The vessel carried 1027 passengers and two stowaways on the first voyage from Jamaica to London in 1948 as Commonwealth citizens were encouraged to come to fill jobs as bus drivers and nurses and other jobs where there were labour shortages.
The parade will also offer a flavour of South America with fantastic creations, dancing and drumming.
A carnival spokesperson said: “We know our local participating groups are pulling out all the stops to put on a fabulous display and we also have some dazzling guests. This year, Margate Carnival will provide the most spectacular display from around the world, for all to enjoy.
“Mahogany Carnival Club, led by internationally renowned designer Clary Salandy, are veterans of Notting Hill Carnival and regular guests at Margate Carnival. In recognition of the 75th anniversary of Windrush we have asked them to bring a selection of the costumes they designed specifically to mark Windrush 75.
“Look out for; ‘Making Waves’ beautiful costumes of the Windrush itself crossing the ocean; fish and coral costumes reflecting the Caribbean origins and a gleaming gold costume, signifying the economic contribution made by the Windrush generation.”
Thanet-based Great British Carnival has also been exploring all things Latin American. They have been running Carnival workshops at Turner Contemporary inspired by the current exhibition ’Maresias’ by Brazilian artist Beatriz Milhazes.
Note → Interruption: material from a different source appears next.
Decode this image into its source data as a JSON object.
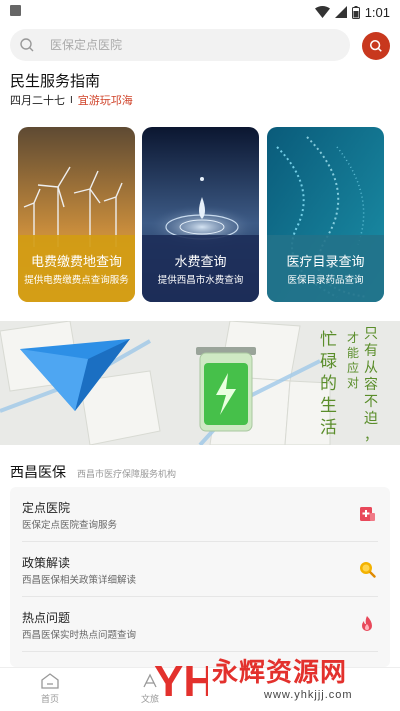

They have been involved with the making of seahorses, fish, and wave headdresses and giving workshops in Samba Reggae dancing and drumming for the community presentation.
Saturday will have workshops led by Somas Chibchas Arts teaching the Mapale, one of Colombia’s most important traditional dances representing rebellion, resistance and freedom; Mask making led by Venezuelan artist, Elizabeth Salazar exploring ecofeminism, indigenous knowledge and decolonial ecologies; and Wiphalas across the World will lead a painting of the Wiphala, an emblem of the Andes that represents unity and diversity among indigenous people.
Sunday, August 6 will bring it all together in a kaleidoscope of colour, costume and dance as the parade takes to the street with a 2.30pm start at Palm Bay and a route going past Turner Contemporary and along the seafront.